[Instructions for the task] Only the lines with the string "alternate" are needed; return each of them from the entries below.
--- Dataset Enclosed Below ---
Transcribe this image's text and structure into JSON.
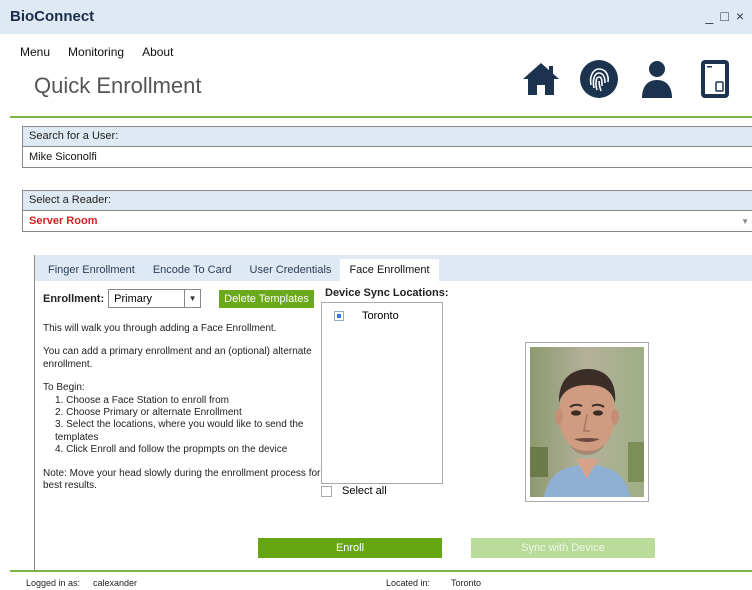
{
  "window": {
    "title": "BioConnect",
    "minimize": "_",
    "maximize": "□",
    "close": "×"
  },
  "menu": {
    "items": [
      "Menu",
      "Monitoring",
      "About"
    ]
  },
  "page": {
    "title": "Quick Enrollment"
  },
  "nav_icons": [
    "home-icon",
    "fingerprint-icon",
    "user-icon",
    "device-icon"
  ],
  "search": {
    "label": "Search for a User:",
    "value": "Mike Siconolfi"
  },
  "reader": {
    "label": "Select a Reader:",
    "value": "Server Room"
  },
  "tabs": [
    {
      "label": "Finger Enrollment"
    },
    {
      "label": "Encode To Card"
    },
    {
      "label": "User Credentials"
    },
    {
      "label": "Face Enrollment"
    }
  ],
  "enrollment": {
    "label": "Enrollment:",
    "selected": "Primary",
    "delete_label": "Delete Templates",
    "intro": "This will walk you through adding a Face Enrollment.",
    "primary_note": "You can add a primary enrollment and an (optional) alternate enrollment.",
    "begin_label": "To Begin:",
    "steps": [
      "1. Choose a Face Station to enroll from",
      "2. Choose Primary or alternate Enrollment",
      "3. Select the locations, where you would like to send the templates",
      "4. Click Enroll and follow the propmpts on the device"
    ],
    "note": "Note: Move your head slowly during the enrollment process for best results."
  },
  "sync": {
    "title": "Device Sync Locations:",
    "locations": [
      "Toronto"
    ],
    "select_all": "Select all"
  },
  "buttons": {
    "enroll": "Enroll",
    "sync_device": "Sync with Device"
  },
  "status": {
    "logged_label": "Logged in as:",
    "logged_value": "calexander",
    "located_label": "Located in:",
    "located_value": "Toronto"
  },
  "colors": {
    "accent_green": "#6aaa1a",
    "header_blue": "#dfe9f3",
    "icon_navy": "#1c3350",
    "reader_red": "#d42020"
  }
}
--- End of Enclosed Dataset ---
[Answer to the exercise]
    "primary_note": "You can add a primary enrollment and an (optional) alternate enrollment.",
      "2. Choose Primary or alternate Enrollment",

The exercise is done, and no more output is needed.